Ben Stiller directs and plays the starring role in “The Secret Life of Walter Mitty,” James Thurber’s classic tale of a daydreamer who escapes his workaday life in favor of far-flung fantasies. Kristen Wiig, Shirley MacLaine and Sean Penn co-star.
Based on a true story, “47 Ronin” features 47 leaderless samurai aiming to restore their honor in 18th century Japan.
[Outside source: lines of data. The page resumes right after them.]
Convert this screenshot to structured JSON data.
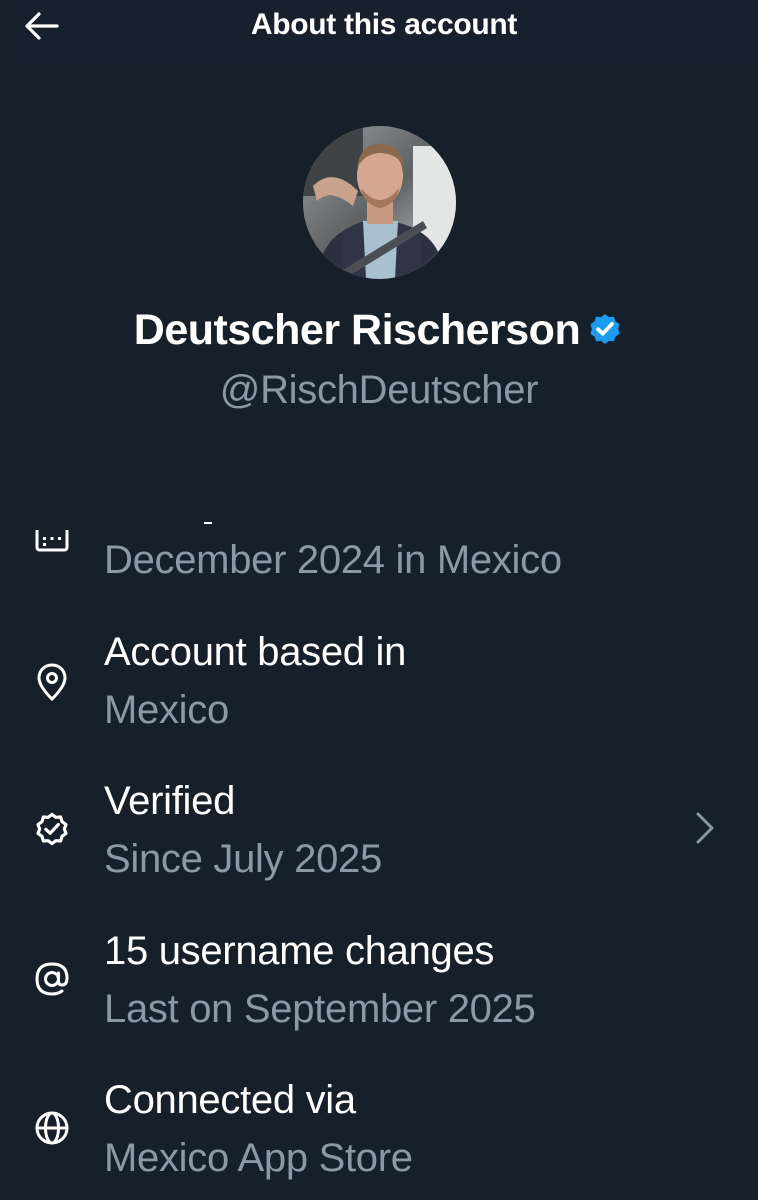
{
  "header": {
    "title": "About this account",
    "back_icon": "arrow-left-icon"
  },
  "profile": {
    "display_name": "Deutscher Rischerson",
    "handle": "@RischDeutscher",
    "verified_badge_color": "#1d9bf0"
  },
  "details": {
    "joined": {
      "icon": "calendar-icon",
      "subtitle": "December 2024 in Mexico"
    },
    "location": {
      "icon": "location-pin-icon",
      "title": "Account based in",
      "subtitle": "Mexico"
    },
    "verified": {
      "icon": "verified-seal-icon",
      "title": "Verified",
      "subtitle": "Since July 2025"
    },
    "username_changes": {
      "icon": "at-sign-icon",
      "title": "15 username changes",
      "subtitle": "Last on September 2025"
    },
    "connected": {
      "icon": "globe-icon",
      "title": "Connected via",
      "subtitle": "Mexico App Store"
    }
  },
  "colors": {
    "background": "#15202b",
    "primary_text": "#ffffff",
    "secondary_text": "#8b98a5",
    "accent": "#1d9bf0"
  }
}
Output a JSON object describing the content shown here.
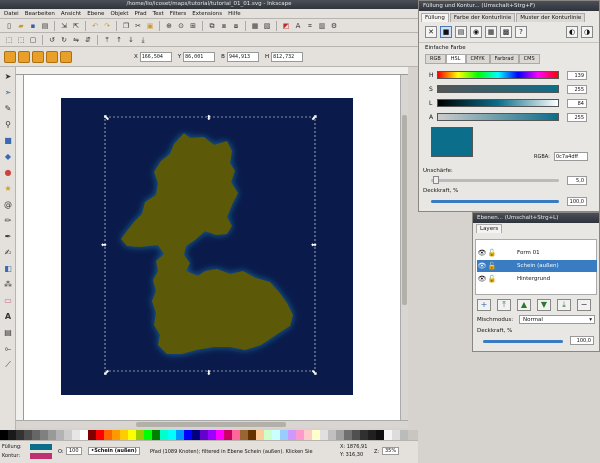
{
  "window": {
    "title": "/home/lio/icoset/maps/tutorial/tutorial_01_01.svg - Inkscape"
  },
  "menu": [
    "Datei",
    "Bearbeiten",
    "Ansicht",
    "Ebene",
    "Objekt",
    "Pfad",
    "Text",
    "Filters",
    "Extensions",
    "Hilfe"
  ],
  "coords": {
    "x_label": "X",
    "x_value": "166,504",
    "y_label": "Y",
    "y_value": "86,001",
    "w_label": "B",
    "w_value": "944,913",
    "h_label": "H",
    "h_value": "812,732"
  },
  "fill_panel": {
    "title": "Füllung und Kontur... (Umschalt+Strg+F)",
    "tabs": [
      "Füllung",
      "Farbe der Konturlinie",
      "Muster der Konturlinie"
    ],
    "section_label": "Einfache Farbe",
    "color_tabs": [
      "RGB",
      "HSL",
      "CMYK",
      "Farbrad",
      "CMS"
    ],
    "sliders": [
      {
        "label": "H",
        "value": "139"
      },
      {
        "label": "S",
        "value": "255"
      },
      {
        "label": "L",
        "value": "84"
      },
      {
        "label": "A",
        "value": "255"
      }
    ],
    "rgba_label": "RGBA:",
    "rgba_value": "0c7a4dff",
    "blur_label": "Unschärfe:",
    "blur_value": "5,0",
    "opacity_label": "Deckkraft, %",
    "opacity_value": "100,0",
    "colors": {
      "h_hue": "#00a0c0",
      "s_sat": "#0b6e8a",
      "l_dark": "#062a40",
      "a_alpha": "#0b6e8a"
    }
  },
  "layers_panel": {
    "title": "Ebenen... (Umschalt+Strg+L)",
    "tab": "Layers",
    "layers": [
      "Form 01",
      "Schein (außen)",
      "Hintergrund"
    ],
    "blend_label": "Mischmodus:",
    "blend_value": "Normal",
    "opacity_label": "Deckkraft, %",
    "opacity_value": "100,0"
  },
  "canvas": {
    "background": "#0a1a4a",
    "island": "#5c5a08",
    "glow": "#1a6a9a"
  },
  "status": {
    "fill_label": "Füllung:",
    "stroke_label": "Kontur:",
    "opacity_label": "O:",
    "opacity_value": "100",
    "layer_value": "•Schein (außen)",
    "message": "Pfad (1089 Knoten); filtered in Ebene Schein (außen). Klicken Sie",
    "cursor_x": "X: 1876,91",
    "cursor_y": "Y: 316,30",
    "zoom_label": "Z:",
    "zoom_value": "35%"
  },
  "palette": [
    "#000000",
    "#1a1a1a",
    "#333333",
    "#4d4d4d",
    "#666666",
    "#808080",
    "#999999",
    "#b3b3b3",
    "#cccccc",
    "#e6e6e6",
    "#ffffff",
    "#800000",
    "#ff0000",
    "#ff6600",
    "#ff9900",
    "#ffcc00",
    "#ffff00",
    "#99cc00",
    "#00ff00",
    "#008000",
    "#00ffcc",
    "#00ffff",
    "#0099ff",
    "#0000ff",
    "#000080",
    "#6600cc",
    "#9900ff",
    "#ff00ff",
    "#cc0066",
    "#ff6699",
    "#996633",
    "#663300",
    "#ffcc99",
    "#ccffcc",
    "#ccffff",
    "#99ccff",
    "#cc99ff",
    "#ff99cc",
    "#ffcccc",
    "#ffffcc",
    "#e0e0e0",
    "#c0c0c0",
    "#a0a0a0",
    "#707070",
    "#505050",
    "#303030",
    "#202020",
    "#101010",
    "#f5f5f5",
    "#dddddd",
    "#bbbbbb"
  ]
}
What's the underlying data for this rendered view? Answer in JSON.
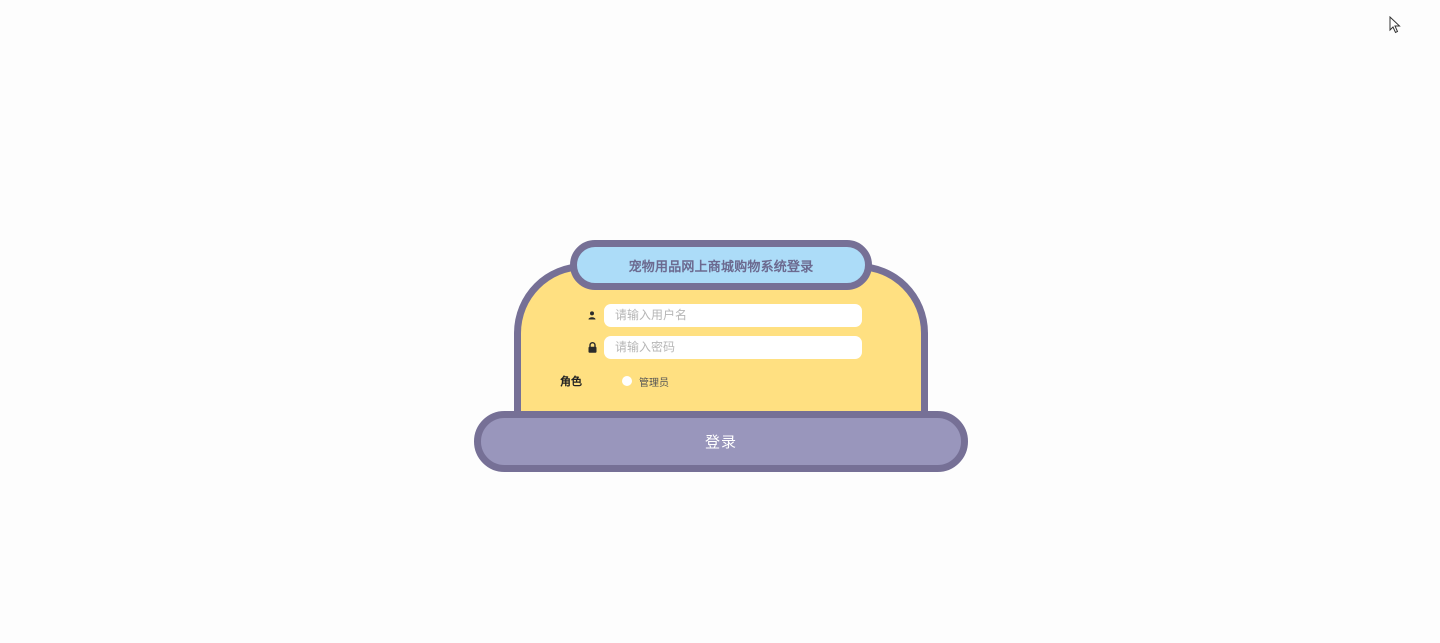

Keanu Reeves stars.
Idris Elba (“Prometheus”) portrays Nelson Mandela and Naomie Harris (“Skyfall”) plays his wife Winnie in “Mandela: Long Walk to Freedom,” based on the South African president’s autobiography of the same name.”
Christopher Landon (son of Michael) writes and directs “Paranormal Activity: The Marked Ones,” a spinoff of the hit found-footage horror franchise.
After charming and seducing his way through Rome’s lavish nightlife for decades, a journalist/novelist (Toni Servillo) takes stock of his life after his 65th birthday coincides with a shock from his past in “The Great Beauty.” Italy’s official submission to the Best Foreign Language Film category at the 86th Academy Awards, it screens Jan. 3-5 at the OKC Museum of Art.
Set in near-future Los Angeles, “Her” stars Joaquin Phoenix as a heartbroken writer who falls in love with his specially tailored advanced operating system (voice of Scarlett Johansson). Rooney Mara and Amy Adams co-star in the romantic drama/comedy from Spike Jonze (“Adaptation”).
“Hercules: The Legend Begins” is a retelling of the mythic Hercules tale directed by Renny Harlin (“Die Hard 2”).
Mark Wahlberg stars as Marcus Luttrell in this film based on the first-person memoir “Lone Survivor.” This Peter Berg-directed motion picture follows four Navy SEALs who are ambushed in Afghanistan while on the trail of an Al Qaida operative. Taylor Kitsch, Emile Hirsch and Ben Foster portray the other SEALs.
Also for December/January
These films also are planned for December or January openings, but Oklahoma City release dates have not yet been set:
The Coen Brothers reunite with esteemed music producer T Bone Burnett (“O Brother, Where Art Thou?”) for “Inside Llewyn Davis,” the winding tale of a talented young singer-songwriter (Oscar Isaac) struggling to make his way in the Greenwich Village folk scene in 1961. Justin Timberlake, Carey Mulligan, John Goodman, Garrett Hedlund and F. Murray Abraham co-star in the musical drama.
An isolated single mother (Kate Winslet) and her teenage son (Gattlin Griffith) help out a stranger in need (Josh Brolin) only to learn he is an escaped convict in “Labor Day,” a crime drama adapted by writer-director Jason Reitman (“Up in the Air”) from the Joyce Maynard novel. The first trailer features the haunting song “Take Us Alive” by Stillwater orchestral-pop outfit Other Lives.